   isIncludeTestSpec: true
   isAbsPathForLinks: true
   htmlViewMode: all
     Date: 2016-05-16
     Time: 16:11:04
     Subversion rev.: 58135
     description: release build
     hardware: cortex
     bootloader: '1.05g'
     _appRev: '12.35'

GUI extensions

These script extensions appear in menu iTools, and must be selected explicitly by user to be executed. To refresh the list in the menu, execute command iTools | Refresh. Two kinds of GUI extensions exist:

Methods in extension script file

These methods should be defined in the script extension file and class, which are set in File | Properties | Scripts. All methods, which start with prefix _isys_cmd_ are listed in menu iTools. When called, all methods receive name of the iyaml file in the currently active editor as parameter.

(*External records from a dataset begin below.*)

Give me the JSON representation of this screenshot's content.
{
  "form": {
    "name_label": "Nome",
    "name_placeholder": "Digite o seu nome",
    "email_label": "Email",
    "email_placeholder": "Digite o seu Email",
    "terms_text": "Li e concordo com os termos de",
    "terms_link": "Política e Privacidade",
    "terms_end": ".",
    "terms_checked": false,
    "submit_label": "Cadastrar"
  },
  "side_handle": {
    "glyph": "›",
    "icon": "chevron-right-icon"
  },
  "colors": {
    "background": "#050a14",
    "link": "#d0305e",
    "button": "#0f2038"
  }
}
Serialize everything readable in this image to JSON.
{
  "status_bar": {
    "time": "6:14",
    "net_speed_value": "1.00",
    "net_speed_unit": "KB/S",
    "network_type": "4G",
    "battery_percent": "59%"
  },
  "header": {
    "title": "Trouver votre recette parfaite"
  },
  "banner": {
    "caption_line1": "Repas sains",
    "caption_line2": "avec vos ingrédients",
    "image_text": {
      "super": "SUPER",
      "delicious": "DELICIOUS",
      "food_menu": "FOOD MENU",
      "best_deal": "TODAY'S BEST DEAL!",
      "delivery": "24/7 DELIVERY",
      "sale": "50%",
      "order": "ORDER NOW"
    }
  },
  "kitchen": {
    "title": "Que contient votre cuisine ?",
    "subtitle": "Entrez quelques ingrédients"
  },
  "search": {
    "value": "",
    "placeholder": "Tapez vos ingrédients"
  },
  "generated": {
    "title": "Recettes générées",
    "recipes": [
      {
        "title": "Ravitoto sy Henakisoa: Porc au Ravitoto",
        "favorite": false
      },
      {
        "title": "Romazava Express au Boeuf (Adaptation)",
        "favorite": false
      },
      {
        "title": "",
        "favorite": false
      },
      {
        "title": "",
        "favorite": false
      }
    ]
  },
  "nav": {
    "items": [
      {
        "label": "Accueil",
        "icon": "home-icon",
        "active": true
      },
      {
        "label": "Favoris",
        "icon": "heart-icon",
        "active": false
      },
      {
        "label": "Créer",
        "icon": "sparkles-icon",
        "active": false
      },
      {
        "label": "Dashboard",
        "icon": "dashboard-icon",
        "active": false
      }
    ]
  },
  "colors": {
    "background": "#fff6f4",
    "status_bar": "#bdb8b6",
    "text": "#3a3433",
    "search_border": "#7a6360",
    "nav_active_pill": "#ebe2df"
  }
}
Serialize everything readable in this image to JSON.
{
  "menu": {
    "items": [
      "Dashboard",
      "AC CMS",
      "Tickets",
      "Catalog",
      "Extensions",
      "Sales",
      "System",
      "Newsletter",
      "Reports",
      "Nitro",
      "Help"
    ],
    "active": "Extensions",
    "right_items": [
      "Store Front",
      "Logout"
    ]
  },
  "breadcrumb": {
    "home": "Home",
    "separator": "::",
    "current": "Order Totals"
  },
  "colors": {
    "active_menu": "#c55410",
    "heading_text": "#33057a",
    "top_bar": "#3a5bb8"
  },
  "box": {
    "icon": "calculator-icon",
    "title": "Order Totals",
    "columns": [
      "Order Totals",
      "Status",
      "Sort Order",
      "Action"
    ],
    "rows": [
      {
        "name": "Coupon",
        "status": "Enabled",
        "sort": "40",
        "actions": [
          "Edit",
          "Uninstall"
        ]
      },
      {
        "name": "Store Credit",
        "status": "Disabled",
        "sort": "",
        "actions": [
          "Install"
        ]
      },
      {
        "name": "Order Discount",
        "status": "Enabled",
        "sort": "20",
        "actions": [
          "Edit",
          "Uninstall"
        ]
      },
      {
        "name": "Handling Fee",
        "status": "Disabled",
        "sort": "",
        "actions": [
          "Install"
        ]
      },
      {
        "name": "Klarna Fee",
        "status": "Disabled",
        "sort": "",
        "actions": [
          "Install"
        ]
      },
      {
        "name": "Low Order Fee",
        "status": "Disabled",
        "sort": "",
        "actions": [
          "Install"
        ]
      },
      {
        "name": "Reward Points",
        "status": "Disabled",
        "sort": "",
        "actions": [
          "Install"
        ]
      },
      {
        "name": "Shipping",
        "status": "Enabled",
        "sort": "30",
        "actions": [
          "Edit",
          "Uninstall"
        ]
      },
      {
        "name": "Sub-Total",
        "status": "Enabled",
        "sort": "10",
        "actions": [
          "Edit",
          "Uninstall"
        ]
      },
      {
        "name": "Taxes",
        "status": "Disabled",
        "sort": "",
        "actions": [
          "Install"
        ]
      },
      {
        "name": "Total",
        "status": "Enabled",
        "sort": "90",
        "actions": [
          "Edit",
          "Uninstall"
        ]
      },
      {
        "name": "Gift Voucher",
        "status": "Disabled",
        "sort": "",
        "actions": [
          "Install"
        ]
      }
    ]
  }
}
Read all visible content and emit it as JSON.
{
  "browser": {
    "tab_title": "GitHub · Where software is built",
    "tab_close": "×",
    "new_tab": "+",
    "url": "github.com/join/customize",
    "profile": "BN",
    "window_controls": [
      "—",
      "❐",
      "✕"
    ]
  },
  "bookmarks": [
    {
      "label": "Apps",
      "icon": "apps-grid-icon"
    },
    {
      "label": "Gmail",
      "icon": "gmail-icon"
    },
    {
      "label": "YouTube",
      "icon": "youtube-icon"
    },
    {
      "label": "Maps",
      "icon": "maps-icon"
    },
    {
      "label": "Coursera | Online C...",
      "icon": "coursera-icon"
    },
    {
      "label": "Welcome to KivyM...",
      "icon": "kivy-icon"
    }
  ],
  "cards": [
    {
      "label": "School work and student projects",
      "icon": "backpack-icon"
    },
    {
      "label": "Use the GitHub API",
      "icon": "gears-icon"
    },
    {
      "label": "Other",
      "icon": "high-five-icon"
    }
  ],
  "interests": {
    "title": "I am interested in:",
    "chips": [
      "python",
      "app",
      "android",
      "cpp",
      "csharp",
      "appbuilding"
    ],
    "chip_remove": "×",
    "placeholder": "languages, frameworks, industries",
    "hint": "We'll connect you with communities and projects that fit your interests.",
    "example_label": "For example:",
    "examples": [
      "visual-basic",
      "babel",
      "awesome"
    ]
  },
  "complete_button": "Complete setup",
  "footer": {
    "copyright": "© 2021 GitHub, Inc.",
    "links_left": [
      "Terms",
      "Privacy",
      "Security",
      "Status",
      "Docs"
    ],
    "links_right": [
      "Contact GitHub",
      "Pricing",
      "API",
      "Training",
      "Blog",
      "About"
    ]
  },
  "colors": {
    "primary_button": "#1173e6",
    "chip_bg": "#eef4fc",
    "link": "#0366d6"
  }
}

   def isys_cmd_printHi(self, iyamlFile):
       print("HI! Script method executed, parameter = ", iyamlFile)

For function output the same rules as for other extension functions defined in this file apply. Method result can be printed to stdout or stored to variable self._isys_customScriptMethodInfo. Any text printed to stderr or return value other than None mean error. See file basicTutorialExtensions.py, which comes with SDK for examples.

Standalone scripts

Python scripts (extension *.py), which are located in the same directory as iyaml file, are listed in the menu iTools. To get script directory, iyaml file which was opened in an active editor when command iTools | Refresh was executed, is used.

To avoid inconveniently long lists in the menu, scripts are sorted alphabetically, and only the first ten are used. One possible naming convention for scripts, which we want to run from testIDEA, would be to start their names with an underscore ('_') character.

Scripts can be run in three modes: